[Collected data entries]
::::

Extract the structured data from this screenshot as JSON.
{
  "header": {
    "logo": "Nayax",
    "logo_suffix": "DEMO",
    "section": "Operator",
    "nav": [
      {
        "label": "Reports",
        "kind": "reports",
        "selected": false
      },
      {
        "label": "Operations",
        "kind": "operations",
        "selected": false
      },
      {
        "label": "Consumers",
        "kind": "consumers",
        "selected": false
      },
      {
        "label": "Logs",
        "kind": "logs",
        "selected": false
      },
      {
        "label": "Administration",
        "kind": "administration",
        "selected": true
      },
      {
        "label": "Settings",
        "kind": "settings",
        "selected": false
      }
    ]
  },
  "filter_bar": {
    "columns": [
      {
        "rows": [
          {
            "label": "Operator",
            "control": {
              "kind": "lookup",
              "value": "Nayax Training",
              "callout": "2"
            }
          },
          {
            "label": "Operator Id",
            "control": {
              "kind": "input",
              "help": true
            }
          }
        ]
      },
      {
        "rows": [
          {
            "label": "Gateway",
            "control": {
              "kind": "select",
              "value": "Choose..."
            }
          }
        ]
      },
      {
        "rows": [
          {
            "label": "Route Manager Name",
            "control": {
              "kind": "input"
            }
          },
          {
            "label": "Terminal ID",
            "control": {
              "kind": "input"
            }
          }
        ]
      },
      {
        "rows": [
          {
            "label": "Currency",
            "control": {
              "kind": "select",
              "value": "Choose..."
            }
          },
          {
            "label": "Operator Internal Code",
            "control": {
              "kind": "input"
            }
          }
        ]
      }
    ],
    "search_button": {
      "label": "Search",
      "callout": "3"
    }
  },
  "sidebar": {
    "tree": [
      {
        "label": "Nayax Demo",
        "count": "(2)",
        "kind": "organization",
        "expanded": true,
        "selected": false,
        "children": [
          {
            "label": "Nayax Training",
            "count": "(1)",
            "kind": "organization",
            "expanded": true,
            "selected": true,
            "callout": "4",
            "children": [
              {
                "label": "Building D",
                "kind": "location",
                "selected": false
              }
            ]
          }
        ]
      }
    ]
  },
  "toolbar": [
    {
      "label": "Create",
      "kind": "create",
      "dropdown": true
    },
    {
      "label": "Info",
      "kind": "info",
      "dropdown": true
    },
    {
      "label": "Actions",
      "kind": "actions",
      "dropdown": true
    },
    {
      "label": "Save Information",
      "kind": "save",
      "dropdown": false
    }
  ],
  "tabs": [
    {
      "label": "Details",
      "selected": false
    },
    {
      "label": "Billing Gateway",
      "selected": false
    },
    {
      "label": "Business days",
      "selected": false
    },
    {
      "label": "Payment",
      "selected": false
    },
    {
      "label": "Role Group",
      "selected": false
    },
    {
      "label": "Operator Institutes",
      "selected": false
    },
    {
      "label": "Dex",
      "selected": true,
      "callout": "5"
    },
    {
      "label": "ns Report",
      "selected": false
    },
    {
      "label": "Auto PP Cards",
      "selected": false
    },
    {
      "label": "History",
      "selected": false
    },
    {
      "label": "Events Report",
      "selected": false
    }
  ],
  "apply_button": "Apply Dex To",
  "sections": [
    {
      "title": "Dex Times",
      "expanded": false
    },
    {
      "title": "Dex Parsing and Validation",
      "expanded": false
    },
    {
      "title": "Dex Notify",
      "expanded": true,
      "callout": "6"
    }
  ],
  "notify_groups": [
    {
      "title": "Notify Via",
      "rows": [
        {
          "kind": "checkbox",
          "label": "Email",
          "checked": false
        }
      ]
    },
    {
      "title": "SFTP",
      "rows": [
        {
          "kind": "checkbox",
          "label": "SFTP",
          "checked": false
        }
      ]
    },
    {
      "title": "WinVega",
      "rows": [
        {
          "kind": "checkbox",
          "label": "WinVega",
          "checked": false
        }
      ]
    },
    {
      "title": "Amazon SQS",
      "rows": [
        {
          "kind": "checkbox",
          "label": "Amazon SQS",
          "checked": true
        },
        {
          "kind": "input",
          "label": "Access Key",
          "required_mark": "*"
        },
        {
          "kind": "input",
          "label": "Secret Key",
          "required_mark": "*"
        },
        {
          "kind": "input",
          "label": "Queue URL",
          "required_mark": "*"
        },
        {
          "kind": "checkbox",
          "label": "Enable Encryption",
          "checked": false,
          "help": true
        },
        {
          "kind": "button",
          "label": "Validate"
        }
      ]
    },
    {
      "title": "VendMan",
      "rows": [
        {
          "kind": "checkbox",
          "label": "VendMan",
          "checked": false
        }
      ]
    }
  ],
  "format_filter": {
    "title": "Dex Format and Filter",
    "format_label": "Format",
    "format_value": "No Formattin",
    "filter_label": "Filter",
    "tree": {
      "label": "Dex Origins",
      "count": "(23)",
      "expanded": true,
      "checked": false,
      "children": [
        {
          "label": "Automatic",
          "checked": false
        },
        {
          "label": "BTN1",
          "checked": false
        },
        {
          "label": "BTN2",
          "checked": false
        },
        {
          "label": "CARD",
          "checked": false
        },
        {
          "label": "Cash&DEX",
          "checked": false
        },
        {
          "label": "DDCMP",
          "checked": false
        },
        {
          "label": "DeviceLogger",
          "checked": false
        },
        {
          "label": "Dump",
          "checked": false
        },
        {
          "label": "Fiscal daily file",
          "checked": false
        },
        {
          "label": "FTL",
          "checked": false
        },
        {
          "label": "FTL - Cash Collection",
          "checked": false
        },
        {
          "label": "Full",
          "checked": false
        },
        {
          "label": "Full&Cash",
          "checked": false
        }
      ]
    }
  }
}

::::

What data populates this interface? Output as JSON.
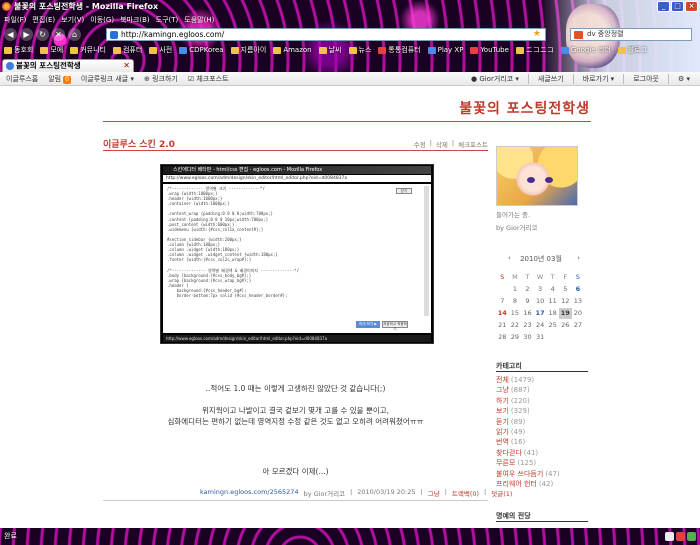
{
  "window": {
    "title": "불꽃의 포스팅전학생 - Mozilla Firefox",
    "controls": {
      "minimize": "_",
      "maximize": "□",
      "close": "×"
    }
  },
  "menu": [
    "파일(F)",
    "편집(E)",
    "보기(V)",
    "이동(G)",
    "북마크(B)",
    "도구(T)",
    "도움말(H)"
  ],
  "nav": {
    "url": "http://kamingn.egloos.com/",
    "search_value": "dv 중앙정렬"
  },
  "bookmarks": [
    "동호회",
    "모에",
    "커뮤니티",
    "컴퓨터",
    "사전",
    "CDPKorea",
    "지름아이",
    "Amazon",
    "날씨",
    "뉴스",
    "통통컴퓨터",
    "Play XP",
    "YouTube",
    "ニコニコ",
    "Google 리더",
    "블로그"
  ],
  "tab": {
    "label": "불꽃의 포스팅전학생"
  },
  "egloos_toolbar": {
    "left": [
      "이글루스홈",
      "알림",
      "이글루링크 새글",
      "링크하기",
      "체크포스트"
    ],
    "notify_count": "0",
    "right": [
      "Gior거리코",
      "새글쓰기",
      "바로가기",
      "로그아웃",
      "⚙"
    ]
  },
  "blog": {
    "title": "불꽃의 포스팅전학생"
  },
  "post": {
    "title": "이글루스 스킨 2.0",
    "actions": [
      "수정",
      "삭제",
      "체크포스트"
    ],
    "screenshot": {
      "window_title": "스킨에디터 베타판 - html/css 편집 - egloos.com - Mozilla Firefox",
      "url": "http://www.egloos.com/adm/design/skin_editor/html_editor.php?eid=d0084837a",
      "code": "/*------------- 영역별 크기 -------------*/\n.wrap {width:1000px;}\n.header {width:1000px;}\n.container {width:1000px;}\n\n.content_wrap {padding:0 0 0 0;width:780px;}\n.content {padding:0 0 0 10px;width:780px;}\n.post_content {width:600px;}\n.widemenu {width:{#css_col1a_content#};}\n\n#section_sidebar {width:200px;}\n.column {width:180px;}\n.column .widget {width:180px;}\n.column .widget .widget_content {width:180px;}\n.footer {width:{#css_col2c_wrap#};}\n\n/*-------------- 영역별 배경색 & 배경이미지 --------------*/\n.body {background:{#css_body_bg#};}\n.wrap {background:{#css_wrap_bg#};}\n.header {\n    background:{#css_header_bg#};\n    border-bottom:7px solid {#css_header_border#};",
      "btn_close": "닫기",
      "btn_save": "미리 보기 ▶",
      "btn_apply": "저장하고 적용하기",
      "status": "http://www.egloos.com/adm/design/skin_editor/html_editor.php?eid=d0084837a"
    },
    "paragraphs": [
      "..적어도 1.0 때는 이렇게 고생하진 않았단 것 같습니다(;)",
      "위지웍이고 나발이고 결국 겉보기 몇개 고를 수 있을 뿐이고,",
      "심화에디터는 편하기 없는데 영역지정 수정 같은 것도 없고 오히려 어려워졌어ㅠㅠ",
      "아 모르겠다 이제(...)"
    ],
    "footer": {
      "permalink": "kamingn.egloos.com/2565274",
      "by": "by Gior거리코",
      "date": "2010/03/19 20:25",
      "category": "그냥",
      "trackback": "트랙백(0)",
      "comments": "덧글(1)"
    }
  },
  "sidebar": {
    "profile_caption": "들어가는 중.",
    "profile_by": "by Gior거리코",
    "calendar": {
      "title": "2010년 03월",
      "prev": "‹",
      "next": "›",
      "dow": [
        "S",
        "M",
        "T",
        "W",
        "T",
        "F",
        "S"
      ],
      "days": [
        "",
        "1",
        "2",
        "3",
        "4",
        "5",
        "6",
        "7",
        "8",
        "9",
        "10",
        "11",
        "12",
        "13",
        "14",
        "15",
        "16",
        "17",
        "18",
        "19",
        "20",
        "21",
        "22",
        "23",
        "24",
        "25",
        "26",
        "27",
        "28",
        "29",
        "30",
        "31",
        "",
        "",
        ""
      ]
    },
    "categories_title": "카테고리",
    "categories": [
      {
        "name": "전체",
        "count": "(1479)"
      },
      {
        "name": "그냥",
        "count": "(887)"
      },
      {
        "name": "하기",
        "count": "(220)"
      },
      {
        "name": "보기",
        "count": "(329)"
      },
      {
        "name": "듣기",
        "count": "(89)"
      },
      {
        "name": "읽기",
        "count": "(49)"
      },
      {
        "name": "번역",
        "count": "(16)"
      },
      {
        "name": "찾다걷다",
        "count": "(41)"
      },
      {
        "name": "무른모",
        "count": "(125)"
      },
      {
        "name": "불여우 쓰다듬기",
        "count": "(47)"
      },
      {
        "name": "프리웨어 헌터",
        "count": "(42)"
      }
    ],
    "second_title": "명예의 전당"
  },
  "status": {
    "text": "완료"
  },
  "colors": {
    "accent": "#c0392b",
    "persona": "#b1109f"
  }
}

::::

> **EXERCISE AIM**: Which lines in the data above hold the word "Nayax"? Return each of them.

> **RESPONSE**:
    "logo": "Nayax",
              "value": "Nayax Training",
        "label": "Nayax Demo",
            "label": "Nayax Training",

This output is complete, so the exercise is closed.